On thing you can try is the ACML_FAST_MALLOC_DEBUG envrionment variable as documented in the user guide. You might try reducing the number of threads to reduce the volume of messages and to see if that affects the problem.
Maybe this will tell us something useful.
I'm assuming this is a linux environment?
It turns out this happens with the call to dsyrk, which in turns calls DGEMM. I can demonstrate a problem with memory allocation, it just has to be debugged now.
It seems that with the problem sizes you are using dsyrk calls dgemm in a way that sometimes the fast alloc mechanism is effective and sometimes not, and this appears to be causing the leak.
There is a variable, ACML_FAST_MALLOC_CHUNK_SIZE that controls how much memory is allowed for an allocation that will be retained. It's set at 10MB, which is too small for this case. I was using N=6000, and I was able to effectively work around the issue by setting ACML_FAST_MALLOC_CHUNK_SIZE to 35000000.
I chose the size by grabbing debug output into a file called temp.
I found the largest allocation requested using:
grep "new malloc size" temp | sed -e"s/^.*size //" | sort -n
I just rounded that largest number up a bit and then memory usage no longer showed a leak. For 32 threads, memory use capped at 1.8G.
This doesn't resolve the actual bug, but it is an effective work around.

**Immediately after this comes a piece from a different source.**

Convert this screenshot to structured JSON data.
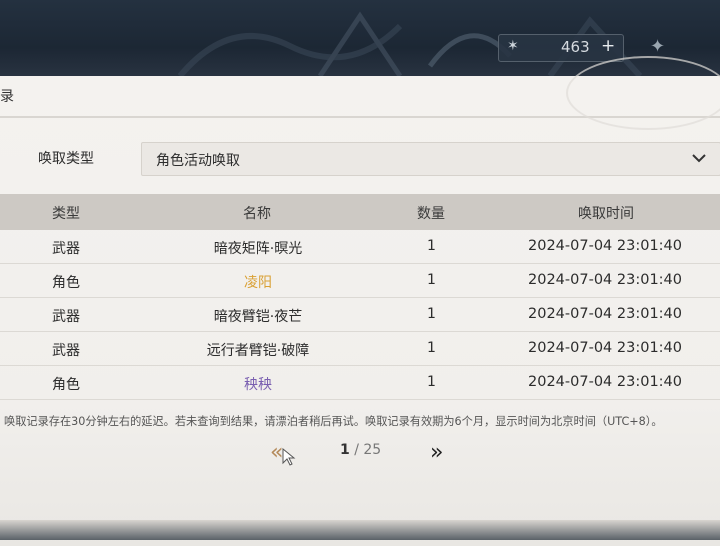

With the smaller size, the fast malloc is essentially not working anyway, so there would be no performance benefit even if the bug is fixed.